"Currently, you can only run the game on Python (a programming language), but I'm turning it into an iOS app," Castanzo said. "There's always some new challenge. There's always ways to make it better. That constant challenge is definitely something that can keep me busy for a long time. It's a lot of fun seeing things come to life. When you get an error message over and over again and then finally the program runs correctly, it's a really good feeling."
Anthony works out for an hour and a half each day as he sets his sights on helping improve the Colts 8-8 record last season. Indianapolis lost four games by five points or less in 2016, a trend that Castanzo wants to buck in 2017.

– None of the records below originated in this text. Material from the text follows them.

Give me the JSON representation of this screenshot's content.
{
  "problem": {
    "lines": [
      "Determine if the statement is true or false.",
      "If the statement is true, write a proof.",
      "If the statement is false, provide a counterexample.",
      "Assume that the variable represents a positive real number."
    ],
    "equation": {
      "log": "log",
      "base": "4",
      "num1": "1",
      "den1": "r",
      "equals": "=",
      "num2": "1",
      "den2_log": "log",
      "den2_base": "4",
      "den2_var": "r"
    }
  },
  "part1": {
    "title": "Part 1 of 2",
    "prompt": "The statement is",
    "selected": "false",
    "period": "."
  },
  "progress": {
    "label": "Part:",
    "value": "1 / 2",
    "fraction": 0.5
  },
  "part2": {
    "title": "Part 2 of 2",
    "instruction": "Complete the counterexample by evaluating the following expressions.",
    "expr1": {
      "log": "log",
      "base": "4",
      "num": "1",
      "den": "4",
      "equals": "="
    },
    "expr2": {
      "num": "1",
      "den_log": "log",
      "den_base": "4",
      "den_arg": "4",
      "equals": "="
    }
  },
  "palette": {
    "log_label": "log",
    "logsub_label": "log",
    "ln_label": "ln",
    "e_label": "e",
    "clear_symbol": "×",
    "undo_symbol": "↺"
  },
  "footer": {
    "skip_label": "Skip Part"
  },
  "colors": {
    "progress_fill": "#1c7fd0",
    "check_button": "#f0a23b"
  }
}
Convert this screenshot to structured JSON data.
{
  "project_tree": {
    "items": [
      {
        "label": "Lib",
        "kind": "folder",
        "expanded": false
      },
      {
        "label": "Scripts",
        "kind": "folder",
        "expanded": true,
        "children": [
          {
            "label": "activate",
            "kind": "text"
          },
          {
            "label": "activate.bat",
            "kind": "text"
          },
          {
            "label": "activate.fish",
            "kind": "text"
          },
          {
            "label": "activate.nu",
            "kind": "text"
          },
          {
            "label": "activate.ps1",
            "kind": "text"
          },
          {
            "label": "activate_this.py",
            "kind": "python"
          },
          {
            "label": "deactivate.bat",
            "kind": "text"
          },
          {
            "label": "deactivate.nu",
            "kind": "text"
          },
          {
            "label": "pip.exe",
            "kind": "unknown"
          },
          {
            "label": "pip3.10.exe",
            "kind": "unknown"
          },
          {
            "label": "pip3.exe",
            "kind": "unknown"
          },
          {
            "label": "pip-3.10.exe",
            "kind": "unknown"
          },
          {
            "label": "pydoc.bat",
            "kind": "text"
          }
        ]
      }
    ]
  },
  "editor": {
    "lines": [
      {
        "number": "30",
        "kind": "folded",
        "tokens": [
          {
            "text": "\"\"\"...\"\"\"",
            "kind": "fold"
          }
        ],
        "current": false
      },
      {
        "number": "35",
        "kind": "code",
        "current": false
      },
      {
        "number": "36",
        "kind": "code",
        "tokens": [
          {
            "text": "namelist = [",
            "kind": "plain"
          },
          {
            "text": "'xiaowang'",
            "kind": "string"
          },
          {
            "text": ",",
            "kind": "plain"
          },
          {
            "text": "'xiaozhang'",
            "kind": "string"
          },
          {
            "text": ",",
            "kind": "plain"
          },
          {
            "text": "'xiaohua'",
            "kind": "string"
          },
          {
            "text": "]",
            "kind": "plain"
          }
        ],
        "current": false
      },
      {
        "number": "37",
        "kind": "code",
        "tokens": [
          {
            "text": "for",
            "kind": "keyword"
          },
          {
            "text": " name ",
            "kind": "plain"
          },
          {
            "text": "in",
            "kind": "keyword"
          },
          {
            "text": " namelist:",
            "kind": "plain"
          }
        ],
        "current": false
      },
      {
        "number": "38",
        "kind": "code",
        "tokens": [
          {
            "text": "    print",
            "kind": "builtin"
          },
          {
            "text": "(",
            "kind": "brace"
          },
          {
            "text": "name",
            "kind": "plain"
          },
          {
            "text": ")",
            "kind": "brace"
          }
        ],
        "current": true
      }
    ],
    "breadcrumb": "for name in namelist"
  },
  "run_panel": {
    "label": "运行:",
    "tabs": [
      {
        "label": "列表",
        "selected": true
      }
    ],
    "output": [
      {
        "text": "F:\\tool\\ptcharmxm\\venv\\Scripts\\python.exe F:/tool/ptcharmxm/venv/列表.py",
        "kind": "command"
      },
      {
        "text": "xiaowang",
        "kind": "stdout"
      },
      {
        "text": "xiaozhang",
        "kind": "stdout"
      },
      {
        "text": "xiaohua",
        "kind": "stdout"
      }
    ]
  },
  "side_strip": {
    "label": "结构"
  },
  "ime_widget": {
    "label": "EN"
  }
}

"A lot of those games came down to the final few seconds on the field when the outcome changed," said Castanzo of the Colts 2016 campaign. "We easily could have been 10-6 and won the division."
After working out and eating dinner, Castanzo codes for a couple more hours before going to bed. His boss at Whalerock, Sunil Bhanot, says besides being easily noticeable in the office, that Castanzo is deserving of an "A+" grade for his work the past couple weeks and would absolutely hire Anthony full time once his career in the NFL comes to an end. "It's up to him now on what he wants to focus his future on," he says.
He may wear a facemask on the field, but he's a mask of concentration when you see him in front of a computer coding. Castanzo is unsure of when the NFL will put him out to pasture, but he sees himself pursuing a career in app or web development once he hangs up his pads and cleats.
"I enjoy the front end developing stuff with apps and web design," said Castanzo of what field he might want to go into after football. "I think the creative side of things where you can visually see what you're coding is where I would want to be, but I'm still pretty green and there's a lot more to learn."
It's been said that there's truth and romance to be found on the football field, but very few are able to find meaning outside of it. For Johnson and Castanzo, not only have they found meaning, but a purpose for when their football lives come to an end.
Until then, they will wait for their lives to intertwine again when they battle on the football field this fall.